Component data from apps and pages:
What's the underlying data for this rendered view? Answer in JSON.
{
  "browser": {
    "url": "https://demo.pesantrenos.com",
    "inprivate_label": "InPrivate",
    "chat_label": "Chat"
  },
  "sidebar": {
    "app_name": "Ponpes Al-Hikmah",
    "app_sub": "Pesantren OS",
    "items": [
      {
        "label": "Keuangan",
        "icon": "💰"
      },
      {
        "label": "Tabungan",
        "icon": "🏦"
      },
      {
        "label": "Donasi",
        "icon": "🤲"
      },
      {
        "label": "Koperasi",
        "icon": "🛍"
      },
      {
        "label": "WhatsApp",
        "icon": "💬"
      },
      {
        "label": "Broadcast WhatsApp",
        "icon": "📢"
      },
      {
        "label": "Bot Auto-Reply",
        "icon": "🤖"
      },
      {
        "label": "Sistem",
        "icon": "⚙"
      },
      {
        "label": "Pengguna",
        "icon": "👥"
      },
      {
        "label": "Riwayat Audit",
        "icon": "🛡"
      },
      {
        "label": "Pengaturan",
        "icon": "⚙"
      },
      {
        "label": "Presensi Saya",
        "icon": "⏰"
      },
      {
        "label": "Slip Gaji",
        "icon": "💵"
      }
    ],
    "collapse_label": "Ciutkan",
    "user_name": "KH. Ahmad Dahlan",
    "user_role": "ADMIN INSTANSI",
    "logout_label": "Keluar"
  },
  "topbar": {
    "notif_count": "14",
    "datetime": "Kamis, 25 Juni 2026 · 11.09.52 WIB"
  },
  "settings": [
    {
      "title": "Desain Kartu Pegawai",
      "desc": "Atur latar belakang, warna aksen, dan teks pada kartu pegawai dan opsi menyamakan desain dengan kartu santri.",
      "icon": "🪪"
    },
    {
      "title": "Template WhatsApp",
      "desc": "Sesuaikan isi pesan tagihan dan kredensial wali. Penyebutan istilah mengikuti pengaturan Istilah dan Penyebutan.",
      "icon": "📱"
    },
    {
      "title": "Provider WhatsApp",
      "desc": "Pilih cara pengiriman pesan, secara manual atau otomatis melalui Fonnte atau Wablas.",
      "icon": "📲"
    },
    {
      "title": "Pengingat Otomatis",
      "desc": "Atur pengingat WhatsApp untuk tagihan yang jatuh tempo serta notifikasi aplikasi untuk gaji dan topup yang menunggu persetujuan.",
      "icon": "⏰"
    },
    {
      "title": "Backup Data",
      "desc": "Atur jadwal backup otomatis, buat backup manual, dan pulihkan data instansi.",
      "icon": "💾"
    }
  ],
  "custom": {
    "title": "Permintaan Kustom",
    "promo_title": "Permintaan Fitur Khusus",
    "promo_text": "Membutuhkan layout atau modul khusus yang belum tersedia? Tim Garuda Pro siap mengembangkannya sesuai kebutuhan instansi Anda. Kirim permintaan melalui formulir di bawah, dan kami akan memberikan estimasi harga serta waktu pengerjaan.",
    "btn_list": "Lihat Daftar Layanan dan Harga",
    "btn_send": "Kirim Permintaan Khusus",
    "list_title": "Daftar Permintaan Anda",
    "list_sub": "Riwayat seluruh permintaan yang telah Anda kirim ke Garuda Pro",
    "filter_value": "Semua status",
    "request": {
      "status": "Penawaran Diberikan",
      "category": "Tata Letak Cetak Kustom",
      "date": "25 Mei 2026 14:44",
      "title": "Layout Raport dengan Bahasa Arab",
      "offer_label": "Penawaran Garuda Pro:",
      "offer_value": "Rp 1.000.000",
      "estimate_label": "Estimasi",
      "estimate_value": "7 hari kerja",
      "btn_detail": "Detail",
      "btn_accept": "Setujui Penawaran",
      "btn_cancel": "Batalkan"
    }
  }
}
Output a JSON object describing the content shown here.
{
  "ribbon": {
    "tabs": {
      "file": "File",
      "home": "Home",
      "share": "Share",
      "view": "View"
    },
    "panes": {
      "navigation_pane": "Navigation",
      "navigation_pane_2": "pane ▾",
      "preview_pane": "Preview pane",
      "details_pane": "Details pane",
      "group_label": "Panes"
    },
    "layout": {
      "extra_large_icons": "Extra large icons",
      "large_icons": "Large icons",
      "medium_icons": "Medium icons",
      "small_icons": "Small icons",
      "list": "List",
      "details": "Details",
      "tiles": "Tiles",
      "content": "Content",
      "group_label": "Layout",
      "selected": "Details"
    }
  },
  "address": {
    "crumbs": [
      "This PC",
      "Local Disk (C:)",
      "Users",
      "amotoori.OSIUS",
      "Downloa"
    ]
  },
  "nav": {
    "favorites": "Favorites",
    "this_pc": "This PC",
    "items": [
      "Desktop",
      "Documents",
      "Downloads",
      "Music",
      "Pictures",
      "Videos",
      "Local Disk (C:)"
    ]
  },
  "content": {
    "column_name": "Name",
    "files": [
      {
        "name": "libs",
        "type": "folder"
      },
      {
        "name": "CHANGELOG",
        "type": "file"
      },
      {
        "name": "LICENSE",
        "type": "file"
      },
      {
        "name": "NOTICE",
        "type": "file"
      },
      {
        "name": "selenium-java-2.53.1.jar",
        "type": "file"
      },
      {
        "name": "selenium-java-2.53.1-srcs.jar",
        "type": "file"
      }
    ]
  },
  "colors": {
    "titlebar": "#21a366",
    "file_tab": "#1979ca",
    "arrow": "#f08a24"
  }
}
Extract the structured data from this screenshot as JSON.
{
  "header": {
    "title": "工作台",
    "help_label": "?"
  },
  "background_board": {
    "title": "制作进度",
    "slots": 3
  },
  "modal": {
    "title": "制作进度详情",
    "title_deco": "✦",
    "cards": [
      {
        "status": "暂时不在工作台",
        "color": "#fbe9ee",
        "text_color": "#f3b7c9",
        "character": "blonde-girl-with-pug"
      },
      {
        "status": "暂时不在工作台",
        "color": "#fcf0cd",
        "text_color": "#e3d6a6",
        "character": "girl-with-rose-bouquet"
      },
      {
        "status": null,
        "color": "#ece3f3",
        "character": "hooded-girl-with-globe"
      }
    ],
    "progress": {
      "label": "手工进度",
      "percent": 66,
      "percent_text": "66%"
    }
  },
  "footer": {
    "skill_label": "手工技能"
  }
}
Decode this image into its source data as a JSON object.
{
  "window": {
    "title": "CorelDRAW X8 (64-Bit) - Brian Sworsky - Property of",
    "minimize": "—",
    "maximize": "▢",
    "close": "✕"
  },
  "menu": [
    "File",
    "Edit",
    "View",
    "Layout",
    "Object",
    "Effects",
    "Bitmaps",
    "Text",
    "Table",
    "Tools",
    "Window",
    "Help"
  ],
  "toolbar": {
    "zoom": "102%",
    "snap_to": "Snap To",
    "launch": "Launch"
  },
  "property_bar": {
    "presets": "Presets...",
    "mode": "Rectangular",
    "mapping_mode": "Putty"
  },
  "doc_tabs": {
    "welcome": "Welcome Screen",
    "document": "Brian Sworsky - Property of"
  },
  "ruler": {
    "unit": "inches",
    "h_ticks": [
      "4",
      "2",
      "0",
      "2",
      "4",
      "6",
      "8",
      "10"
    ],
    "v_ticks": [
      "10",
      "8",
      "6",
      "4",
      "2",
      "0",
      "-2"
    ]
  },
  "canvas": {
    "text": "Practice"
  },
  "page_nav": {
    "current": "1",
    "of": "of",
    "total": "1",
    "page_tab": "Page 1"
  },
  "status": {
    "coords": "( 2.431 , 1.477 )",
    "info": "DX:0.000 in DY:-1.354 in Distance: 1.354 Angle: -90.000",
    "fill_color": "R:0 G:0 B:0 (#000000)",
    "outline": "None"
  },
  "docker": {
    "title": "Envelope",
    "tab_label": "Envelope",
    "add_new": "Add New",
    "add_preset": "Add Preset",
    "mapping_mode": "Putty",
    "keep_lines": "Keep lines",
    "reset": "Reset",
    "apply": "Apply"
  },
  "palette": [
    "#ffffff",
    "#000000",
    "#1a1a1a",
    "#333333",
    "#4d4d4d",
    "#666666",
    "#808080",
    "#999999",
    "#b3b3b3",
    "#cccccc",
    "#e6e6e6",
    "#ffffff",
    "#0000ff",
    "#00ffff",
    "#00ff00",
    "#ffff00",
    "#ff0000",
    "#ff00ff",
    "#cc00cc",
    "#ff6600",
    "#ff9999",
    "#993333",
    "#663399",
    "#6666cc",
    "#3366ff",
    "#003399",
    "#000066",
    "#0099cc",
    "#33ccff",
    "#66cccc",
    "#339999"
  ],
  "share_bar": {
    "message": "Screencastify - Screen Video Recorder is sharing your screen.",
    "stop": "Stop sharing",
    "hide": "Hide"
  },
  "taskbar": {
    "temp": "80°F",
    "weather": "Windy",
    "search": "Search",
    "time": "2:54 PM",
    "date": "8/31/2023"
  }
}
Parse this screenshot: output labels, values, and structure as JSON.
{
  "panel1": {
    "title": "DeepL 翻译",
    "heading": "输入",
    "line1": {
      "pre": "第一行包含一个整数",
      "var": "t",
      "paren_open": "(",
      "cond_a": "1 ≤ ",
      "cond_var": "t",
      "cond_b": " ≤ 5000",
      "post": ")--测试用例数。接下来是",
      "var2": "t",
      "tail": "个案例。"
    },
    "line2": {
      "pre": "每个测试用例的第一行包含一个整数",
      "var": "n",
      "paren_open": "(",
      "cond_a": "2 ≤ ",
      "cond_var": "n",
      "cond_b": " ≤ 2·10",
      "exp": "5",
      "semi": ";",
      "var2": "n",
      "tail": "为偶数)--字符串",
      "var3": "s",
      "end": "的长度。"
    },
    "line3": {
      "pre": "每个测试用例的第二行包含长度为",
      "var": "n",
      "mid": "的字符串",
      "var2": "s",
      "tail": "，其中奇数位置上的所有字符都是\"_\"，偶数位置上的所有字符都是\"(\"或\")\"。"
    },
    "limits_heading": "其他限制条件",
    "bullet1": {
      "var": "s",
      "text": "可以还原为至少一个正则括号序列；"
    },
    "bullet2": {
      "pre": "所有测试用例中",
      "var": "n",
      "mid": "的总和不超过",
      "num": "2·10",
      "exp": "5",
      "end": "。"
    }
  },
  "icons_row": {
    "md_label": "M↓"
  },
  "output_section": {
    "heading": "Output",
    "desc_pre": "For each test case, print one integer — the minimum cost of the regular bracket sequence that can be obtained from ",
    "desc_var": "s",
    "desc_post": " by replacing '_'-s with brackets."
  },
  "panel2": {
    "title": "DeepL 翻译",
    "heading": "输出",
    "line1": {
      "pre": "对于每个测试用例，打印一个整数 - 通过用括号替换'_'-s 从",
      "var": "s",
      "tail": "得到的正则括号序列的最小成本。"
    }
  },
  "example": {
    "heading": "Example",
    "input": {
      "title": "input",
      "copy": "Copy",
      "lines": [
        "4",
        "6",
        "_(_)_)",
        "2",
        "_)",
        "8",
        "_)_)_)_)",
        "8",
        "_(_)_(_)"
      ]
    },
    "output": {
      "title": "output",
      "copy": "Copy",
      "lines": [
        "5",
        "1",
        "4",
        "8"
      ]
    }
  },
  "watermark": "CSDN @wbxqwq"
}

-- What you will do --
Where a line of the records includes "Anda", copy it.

-- Result of this task --
    "promo_text": "Membutuhkan layout atau modul khusus yang belum tersedia? Tim Garuda Pro siap mengembangkannya sesuai kebutuhan instansi Anda. Kirim permintaan melalui formulir di bawah, dan kami akan memberikan estimasi harga serta waktu pengerjaan.",
    "list_title": "Daftar Permintaan Anda",
    "list_sub": "Riwayat seluruh permintaan yang telah Anda kirim ke Garuda Pro",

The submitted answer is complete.